EVERY edition of the Savannah Music Festival seems to bring one particular, very special show that perfectly encapsulates why the Festival is so unique, and so beloved. Last night’s transcendent double bill of Sam Bush and Jerry Douglas at the Lucas Theatre is one of those shows.

I’d wager that everyone who saw it will keep the memory alive for quite awhile, and remember this show above all others they may have seen at this year’s Festival.

While Jerry Douglas “opened” for Bush, this was much more of a meeting of equals. After all, someone’s got to go on first. The parity between these two bona fide geniuses of American music was made apparent when Douglas joined Bush for an extended and delightful encore at the evening's end.

But I’m getting ahead of myself.

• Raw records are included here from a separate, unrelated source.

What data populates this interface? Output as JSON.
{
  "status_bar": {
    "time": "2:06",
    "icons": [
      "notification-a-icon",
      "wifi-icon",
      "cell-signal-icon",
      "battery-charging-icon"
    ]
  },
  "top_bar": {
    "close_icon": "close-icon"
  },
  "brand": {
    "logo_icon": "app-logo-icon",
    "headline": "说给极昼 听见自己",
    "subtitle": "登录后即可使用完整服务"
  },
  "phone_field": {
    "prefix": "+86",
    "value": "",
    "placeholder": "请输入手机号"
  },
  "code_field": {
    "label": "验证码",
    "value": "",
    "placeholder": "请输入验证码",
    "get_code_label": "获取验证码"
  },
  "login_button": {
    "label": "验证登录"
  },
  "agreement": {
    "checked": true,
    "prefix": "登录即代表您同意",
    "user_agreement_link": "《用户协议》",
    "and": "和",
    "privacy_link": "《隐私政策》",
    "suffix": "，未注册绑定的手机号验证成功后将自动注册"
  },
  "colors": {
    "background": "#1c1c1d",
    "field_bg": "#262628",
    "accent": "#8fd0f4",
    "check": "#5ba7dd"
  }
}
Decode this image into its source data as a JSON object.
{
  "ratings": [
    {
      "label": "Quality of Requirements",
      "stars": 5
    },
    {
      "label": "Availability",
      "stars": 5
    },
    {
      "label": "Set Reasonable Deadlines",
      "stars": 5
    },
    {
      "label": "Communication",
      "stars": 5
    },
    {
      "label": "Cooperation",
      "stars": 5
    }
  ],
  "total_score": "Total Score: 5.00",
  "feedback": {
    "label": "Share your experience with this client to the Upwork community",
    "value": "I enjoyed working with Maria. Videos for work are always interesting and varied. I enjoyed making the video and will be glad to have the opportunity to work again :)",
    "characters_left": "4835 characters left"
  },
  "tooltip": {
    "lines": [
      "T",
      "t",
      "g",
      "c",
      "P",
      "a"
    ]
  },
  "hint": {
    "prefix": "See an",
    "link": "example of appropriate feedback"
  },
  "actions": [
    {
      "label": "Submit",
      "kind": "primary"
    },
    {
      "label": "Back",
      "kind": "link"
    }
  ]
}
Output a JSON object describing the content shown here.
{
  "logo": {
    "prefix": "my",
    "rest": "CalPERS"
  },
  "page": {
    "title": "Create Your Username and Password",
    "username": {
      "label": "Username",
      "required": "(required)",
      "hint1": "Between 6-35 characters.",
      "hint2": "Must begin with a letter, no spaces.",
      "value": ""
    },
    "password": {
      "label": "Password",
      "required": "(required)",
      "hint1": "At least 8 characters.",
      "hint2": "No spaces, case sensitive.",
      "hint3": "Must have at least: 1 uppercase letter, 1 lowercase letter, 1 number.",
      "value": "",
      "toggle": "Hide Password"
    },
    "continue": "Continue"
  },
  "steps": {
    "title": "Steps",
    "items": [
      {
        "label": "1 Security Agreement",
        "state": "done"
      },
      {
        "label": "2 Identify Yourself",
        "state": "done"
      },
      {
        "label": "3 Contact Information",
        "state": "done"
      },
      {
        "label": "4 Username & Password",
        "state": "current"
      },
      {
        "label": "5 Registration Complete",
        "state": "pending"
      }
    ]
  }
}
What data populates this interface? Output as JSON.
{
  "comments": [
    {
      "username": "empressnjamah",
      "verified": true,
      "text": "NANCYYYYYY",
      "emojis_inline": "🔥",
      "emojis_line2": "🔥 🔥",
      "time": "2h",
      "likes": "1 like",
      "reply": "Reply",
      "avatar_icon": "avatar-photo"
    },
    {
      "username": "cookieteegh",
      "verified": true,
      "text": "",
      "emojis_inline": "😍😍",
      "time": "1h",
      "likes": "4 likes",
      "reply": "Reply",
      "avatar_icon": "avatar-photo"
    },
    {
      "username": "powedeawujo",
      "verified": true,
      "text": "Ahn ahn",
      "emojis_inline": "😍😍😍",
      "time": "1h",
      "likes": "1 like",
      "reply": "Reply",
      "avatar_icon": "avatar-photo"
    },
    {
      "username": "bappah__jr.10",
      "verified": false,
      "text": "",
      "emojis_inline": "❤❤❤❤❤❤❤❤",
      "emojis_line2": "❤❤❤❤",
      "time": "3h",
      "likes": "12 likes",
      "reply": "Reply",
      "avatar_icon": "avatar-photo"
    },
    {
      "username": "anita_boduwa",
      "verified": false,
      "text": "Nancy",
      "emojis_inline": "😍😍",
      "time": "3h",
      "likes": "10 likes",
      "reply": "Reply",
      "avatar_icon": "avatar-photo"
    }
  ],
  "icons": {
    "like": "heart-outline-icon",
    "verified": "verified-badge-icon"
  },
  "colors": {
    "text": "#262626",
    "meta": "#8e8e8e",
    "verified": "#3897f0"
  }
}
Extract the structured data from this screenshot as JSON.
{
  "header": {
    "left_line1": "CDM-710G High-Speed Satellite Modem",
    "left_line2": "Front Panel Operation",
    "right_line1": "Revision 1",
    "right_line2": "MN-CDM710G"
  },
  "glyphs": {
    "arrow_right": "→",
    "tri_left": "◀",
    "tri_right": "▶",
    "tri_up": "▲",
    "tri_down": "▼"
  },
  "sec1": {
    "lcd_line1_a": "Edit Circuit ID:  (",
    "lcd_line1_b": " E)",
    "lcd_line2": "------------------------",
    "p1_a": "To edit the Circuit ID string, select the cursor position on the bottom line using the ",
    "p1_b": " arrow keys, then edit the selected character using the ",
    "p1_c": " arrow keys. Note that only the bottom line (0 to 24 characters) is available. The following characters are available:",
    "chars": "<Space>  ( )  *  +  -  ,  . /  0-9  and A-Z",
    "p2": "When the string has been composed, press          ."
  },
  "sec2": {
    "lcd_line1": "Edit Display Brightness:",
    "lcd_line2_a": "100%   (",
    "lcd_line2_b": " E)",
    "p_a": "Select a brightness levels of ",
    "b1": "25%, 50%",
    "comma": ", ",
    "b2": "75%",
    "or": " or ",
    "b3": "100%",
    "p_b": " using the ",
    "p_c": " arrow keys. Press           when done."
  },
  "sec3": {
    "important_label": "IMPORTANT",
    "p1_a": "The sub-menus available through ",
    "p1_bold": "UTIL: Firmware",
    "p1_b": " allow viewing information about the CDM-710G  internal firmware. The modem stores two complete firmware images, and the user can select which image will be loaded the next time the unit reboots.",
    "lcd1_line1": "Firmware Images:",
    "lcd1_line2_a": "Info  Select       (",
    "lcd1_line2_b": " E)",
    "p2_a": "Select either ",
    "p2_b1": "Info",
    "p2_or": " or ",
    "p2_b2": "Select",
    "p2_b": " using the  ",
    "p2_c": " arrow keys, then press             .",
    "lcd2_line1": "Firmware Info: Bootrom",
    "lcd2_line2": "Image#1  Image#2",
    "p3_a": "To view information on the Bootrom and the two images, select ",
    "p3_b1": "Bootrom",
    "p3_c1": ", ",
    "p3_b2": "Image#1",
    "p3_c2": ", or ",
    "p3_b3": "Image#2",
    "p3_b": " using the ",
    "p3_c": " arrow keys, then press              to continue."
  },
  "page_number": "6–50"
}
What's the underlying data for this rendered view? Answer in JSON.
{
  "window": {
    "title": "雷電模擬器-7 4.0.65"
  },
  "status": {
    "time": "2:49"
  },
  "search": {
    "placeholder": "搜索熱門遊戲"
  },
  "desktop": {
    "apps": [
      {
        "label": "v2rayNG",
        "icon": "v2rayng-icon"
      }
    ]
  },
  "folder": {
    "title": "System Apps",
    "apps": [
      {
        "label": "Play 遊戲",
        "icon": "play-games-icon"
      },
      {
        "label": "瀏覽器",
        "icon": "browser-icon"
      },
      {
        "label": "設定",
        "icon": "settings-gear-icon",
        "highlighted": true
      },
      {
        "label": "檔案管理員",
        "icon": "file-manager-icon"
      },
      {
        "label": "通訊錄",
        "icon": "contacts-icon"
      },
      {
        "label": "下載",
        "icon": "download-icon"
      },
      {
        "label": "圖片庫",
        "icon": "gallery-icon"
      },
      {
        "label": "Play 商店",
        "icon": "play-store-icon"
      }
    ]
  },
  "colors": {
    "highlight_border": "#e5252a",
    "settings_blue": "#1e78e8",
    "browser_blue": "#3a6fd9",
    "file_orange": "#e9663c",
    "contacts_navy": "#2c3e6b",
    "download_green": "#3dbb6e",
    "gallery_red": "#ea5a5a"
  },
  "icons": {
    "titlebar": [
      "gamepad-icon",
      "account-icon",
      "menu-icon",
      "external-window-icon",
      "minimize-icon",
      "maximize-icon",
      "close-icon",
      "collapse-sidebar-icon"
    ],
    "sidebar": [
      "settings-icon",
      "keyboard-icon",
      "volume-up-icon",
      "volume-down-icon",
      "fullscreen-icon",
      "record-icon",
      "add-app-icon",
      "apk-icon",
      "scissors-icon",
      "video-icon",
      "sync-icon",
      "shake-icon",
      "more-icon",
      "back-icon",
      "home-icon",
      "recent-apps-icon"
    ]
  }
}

Whenever I tell people that the Savannah Music Festival features literally the very best in the world at their particular instruments, Jerry Douglas is a prime, possibly the prime, example. He is – and almost no one would argue with this – the best Dobro player in the world.

Douglas is also a longtime veteran of the Savannah Music Festival itself, and has garnered a very devoted local following, based largely on these frequent appearances. His roughly hour-long set last night featured stunning flights of instrumental fancy, with Douglas and bandmates trading extended, shimmering solos.

While Douglas’s skill and sensitivity on his instrument speaks for itself, I can’t say enough good things about Mike Seal, his guitarist. Accompanying Douglas on a six-string electric, Seal almost seemed to push Douglas to the next level through the sheer force of his own creativity -- a pretty big accomplishment.

Though mostly jazz-trained, Seal masterfully uses a more country/bluegrass finger-picking technique with Douglas’s band. Full of musical surprises, his solos literally kept me on the edge of my seat.

There was only one tune in the set with vocals, a fun cover of Tom Waits’s “2:19," with Douglas doing his best gravelly-voiced impression.

While the highlight of the set for me was their beautiful and sweeping instrumental “Come And Go,” my guess is most in the audience would instead pick Douglas’s poignant and touching cover of “While My Guitar Gently Weeps” as their favorite.

After a brief intermission, Sam Bush – an almost impossibly spry and youthful 70-year-old, jokingly described as “the Energizer Bunny” by Douglas – took the stage with his usual good humor and generous aplomb.

An iconic name in bluegrass/newgrass circles, Bush has introduced Appalachian roots music to a whole new generation of Americans, from country fans to Deadheads alike. This age diversity was reflected in the audience at the Lucas Theatre. The Savannah Music Festival audience tends to skew old, but there were actually plenty of 30 and even 20-somethings in this audience.

Bush and his excellent band are touring behind a new album devoted to the music of the late John Hartford, an American music icon in his own right who essentially invented progressive bluegrass. (If you're unfamiliar with Hartford's music, you're definitely familiar with his most well-known song, "Gentle On My Mind," a huge hit for Glen Campbell. Hartford would say that the songwriting royalties from that one tune alone gave him full musical and economic independence.)

Like Hartford, Bush is also a gifted multi-instrumentalist. While he stayed on his signature mandolin most of this evening, when he did pull out the fiddle you could almost hear the angels sing.

I especially enjoyed Bush's cheerful shout-out to Savannah legend Randy Wood, "luthier to the stars," who restored one of Bush's mandolins. Wood remains one of Savannah's true treasures, and is one reason the town is so well-regarded by so many world-renowned musical artists, who come here just to see him and get him to work on their instruments.

Hartford tunes that Bush covered included “Tall Buildings” and the hilarious “Granny Wontcha Smoke Some Marijuana.” Bush and company also played the new album’s title track “Radio John," a song written by Bush about Hartford.

Bush’s roughly 90-minute set concluded with a satisfying, long encore in which Douglas joined him for a duo rendition of Dylan’s “Girl from the North Country.”

And then the real fun started, when all the night’s musicians – both full bands – came out onstage at once to join Bush and Douglas for a long rave-up of solos and sheer musical delight.

It was less an encore than a mini-set of its own, and had the audience dancing in the aisles. Everyone left the Lucas with a big grin on their faces.